New small firms provide employment, develop entrepreneurial skills, provide new ideas. But also they may find it difficult to break in established market. Government may help them buy subsidizing them charging low rate of corporation tax(a tax on firms, profit).
Privatasion is the transfer of assets from public sector to private sector. Some economists argue by saying that government shouldn’t intervene, they believe that private sector firms are in the best position to make decisions about what to produce, how to produce what to charge.
But other economist think opposite. They argue that government should intervene, because of the high risks of the market failure.
Policies to reduce umenployment
Because of the unemployment, economy could be operating below it’s productive capacity, but unemployment may be reduced by increase in AD. In that case , expansionary fiscal or monetary policy could be used to create jobs. Increase in the money supply or lower interest rates are also likely to raise AD. A fall in interest rates or increase in money supply should stimulate consumption and investment.

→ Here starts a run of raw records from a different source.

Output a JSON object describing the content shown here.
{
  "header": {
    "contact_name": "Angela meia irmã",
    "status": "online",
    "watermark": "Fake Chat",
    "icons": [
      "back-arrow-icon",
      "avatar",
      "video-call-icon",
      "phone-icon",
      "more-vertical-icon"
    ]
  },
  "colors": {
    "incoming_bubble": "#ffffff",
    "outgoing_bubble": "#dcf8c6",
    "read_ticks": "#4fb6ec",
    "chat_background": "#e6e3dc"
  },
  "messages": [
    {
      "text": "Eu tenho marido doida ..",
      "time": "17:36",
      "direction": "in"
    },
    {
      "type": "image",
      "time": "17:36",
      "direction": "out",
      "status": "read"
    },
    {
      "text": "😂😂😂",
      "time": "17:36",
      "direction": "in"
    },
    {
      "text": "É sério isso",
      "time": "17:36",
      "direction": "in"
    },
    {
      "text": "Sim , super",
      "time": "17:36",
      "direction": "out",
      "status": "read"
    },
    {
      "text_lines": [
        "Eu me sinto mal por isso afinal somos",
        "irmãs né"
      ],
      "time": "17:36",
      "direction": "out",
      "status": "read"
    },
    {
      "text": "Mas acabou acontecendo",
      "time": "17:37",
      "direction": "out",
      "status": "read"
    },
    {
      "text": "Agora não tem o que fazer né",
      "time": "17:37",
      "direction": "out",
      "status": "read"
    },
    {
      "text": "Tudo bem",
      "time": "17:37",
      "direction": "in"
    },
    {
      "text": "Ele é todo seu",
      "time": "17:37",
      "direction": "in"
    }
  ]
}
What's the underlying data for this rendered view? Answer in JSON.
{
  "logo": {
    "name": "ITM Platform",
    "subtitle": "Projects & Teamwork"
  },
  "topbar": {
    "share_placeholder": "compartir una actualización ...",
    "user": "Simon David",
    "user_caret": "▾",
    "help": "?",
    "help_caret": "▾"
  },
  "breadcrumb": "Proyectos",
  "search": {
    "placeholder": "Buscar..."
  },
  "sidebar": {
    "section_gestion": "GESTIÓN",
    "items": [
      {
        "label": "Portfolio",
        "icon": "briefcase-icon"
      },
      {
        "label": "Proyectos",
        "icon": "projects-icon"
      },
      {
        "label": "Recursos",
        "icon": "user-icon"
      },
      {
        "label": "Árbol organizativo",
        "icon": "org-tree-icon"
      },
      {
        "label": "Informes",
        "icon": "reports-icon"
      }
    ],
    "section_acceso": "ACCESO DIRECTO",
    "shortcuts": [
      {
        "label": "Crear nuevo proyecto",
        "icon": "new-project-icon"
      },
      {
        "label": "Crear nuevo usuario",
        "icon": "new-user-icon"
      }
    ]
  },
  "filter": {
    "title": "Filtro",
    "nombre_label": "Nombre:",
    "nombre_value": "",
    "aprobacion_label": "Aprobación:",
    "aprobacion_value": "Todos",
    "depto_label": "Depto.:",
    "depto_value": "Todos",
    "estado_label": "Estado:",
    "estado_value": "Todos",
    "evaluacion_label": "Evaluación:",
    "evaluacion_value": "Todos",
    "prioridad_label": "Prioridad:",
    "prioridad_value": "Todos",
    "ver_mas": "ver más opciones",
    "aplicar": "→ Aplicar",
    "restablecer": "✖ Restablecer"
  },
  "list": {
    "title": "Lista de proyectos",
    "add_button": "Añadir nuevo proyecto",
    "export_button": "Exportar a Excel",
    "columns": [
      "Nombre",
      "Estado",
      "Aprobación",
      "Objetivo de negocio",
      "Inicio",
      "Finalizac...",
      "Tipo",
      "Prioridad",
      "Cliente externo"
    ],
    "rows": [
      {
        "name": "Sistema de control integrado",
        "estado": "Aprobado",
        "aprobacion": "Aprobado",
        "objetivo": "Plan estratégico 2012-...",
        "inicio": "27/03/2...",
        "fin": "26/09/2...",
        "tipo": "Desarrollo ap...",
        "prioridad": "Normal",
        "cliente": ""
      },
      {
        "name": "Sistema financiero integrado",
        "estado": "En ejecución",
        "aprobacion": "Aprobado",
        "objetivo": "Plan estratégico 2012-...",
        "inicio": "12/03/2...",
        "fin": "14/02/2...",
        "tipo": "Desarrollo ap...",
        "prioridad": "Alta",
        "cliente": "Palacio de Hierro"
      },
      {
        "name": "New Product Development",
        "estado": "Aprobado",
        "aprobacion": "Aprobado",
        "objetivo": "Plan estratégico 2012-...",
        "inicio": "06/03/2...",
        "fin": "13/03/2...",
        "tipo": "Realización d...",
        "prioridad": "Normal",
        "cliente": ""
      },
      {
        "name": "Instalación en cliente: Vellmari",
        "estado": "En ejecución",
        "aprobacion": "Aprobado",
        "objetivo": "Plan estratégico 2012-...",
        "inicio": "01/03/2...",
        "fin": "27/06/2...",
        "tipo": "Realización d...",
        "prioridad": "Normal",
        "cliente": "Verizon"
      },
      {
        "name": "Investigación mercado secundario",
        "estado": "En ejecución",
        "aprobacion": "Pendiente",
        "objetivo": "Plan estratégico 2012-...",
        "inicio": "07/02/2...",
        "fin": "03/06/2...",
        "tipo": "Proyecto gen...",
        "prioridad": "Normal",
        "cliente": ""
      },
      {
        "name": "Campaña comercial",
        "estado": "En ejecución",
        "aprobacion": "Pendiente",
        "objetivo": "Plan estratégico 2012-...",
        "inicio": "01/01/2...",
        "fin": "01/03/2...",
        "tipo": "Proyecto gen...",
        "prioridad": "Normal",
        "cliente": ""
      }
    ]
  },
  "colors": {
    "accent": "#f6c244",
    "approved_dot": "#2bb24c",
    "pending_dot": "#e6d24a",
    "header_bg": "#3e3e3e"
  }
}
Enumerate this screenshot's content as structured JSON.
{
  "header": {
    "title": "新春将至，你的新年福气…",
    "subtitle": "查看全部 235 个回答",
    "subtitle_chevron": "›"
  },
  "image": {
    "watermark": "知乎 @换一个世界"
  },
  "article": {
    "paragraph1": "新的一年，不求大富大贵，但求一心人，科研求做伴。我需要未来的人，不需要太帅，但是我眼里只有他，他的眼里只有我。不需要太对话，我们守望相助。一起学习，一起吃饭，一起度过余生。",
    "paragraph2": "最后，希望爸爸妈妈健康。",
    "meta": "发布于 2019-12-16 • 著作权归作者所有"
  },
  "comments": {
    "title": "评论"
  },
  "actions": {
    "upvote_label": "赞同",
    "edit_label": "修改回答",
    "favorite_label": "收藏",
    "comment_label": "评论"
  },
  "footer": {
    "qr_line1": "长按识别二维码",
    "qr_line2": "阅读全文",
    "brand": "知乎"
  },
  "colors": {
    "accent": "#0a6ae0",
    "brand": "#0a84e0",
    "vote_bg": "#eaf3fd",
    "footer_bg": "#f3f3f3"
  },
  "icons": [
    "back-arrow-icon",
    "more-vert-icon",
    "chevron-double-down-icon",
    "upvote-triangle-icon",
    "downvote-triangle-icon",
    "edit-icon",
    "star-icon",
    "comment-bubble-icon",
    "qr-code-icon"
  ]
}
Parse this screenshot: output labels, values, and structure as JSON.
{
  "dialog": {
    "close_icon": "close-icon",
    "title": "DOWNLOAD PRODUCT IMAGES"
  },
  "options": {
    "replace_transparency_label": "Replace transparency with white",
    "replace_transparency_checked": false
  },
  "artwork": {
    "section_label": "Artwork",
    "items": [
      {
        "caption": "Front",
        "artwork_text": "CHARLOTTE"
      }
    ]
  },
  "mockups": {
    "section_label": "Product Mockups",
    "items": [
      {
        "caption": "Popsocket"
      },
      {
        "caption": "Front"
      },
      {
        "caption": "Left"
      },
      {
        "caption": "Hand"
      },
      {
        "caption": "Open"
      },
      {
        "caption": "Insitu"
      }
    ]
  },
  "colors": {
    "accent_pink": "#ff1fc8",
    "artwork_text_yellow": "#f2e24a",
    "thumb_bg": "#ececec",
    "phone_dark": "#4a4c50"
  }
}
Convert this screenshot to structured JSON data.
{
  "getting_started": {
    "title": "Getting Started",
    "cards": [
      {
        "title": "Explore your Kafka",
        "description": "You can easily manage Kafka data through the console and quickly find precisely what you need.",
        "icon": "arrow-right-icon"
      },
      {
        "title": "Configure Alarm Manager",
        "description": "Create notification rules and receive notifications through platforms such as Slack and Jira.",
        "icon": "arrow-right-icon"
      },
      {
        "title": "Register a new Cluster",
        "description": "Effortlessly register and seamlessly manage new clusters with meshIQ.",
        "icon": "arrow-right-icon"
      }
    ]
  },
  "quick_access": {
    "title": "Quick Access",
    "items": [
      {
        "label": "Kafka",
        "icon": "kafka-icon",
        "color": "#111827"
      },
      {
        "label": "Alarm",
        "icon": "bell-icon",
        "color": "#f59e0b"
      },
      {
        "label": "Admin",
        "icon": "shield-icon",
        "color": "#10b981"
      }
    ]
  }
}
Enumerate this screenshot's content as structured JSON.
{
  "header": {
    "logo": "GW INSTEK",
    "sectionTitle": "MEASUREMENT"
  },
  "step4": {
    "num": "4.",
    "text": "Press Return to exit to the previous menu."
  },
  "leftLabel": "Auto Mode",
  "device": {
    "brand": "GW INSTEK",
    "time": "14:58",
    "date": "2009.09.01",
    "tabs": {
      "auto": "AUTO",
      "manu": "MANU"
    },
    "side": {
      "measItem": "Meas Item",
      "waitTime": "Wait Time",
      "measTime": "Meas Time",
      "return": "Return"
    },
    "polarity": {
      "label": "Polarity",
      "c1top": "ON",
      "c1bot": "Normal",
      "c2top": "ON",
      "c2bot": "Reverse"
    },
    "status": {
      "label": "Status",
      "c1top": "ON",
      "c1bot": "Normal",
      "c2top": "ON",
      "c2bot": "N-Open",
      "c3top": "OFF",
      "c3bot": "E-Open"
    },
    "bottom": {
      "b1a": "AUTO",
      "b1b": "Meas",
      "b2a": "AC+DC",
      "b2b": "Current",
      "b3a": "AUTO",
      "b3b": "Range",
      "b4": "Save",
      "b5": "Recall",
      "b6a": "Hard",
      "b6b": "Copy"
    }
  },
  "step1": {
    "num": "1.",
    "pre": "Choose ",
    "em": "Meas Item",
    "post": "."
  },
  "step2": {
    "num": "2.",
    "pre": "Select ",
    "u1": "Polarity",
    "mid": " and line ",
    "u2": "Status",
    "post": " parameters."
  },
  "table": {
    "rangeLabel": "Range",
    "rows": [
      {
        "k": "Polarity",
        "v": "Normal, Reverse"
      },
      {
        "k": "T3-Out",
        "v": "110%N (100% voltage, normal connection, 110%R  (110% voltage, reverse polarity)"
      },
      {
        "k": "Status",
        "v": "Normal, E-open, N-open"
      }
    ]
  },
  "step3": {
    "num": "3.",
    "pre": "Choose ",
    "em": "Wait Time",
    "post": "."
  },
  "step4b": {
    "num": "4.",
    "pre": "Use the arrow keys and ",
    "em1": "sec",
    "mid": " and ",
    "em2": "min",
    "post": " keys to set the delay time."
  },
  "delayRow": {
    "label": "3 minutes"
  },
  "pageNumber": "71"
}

Unemployment may exist even if there is not shortage of AD, it’s because of the supply side problems. Those people who are out work when the level of AD is high. And inefficiency of labour, lack of skills can cause output to decrease.
Supply-side policies can be applied to increase incentives and the quality of labour services offered by the unemployed.
Policies to control inflation
If government thinks that inflation is caused by excessive increase in wage rates, it may try to stop an increase in wage rates. It can also restrict wage rises in both public and private sectors by introducing an income policy. Government may try to reduce firms cots by reducing corporation tax. This will have the advantage to stimulate investment. Government can even provide subsidies in order to help firms to cover their costs. But subsidies may be a failure if the firms will still be inefficient.
In order to reduce demand-pull inflation government may use deflationary fiscal or monetary police instruments. These help to reduce inflation by lowering AD. Government could raise income tax. This would reduce people’s disposable income, and they will spend less.
Effectiveness of fiscal policy
- Number of taxes, forms of government spending set automatically to offset Fluctuations in real GDP.
- Government spending and taxation, including cuts in corporation tax and training grants, have a chance to increase both AD and AS
It takes time for government spending and taxation to affect the economy.
There is a time lag between introducing fiscal policy instruments.
Number of government spending is inflexible( difficult to spending on health, education)
Based accurate information(a prediction saying that recession might lead to a change in expectations.)
Firms and households may react in unexpected ways( cut in income taxes etc)
Adverse effect on incentives and other macroeconomic objectives.
Can be offset by changes in the economic activities in other countries.
Possible conflicts between policy objectives
The objectives of economic growth and low unemployment may benefit from expansionary demand-side policy measures. Such a measures may make government to achieve low inflation and a satisfactory balance of payments position.
Methods of protection
International free trade occurs when there is no restrictions imposed on the movement of goods and services into and out of countries. Protectionism ( protection of domestic industries from foreign competitions) results in the careful restrictions of free movements of goods and services.
Voluntary export restraint(VER)
It’s a limit placed on imports from a country with the agreement of that country’s government. A country may agree to restrict it’s exports in return for a similar limit being put on the exports of the other country.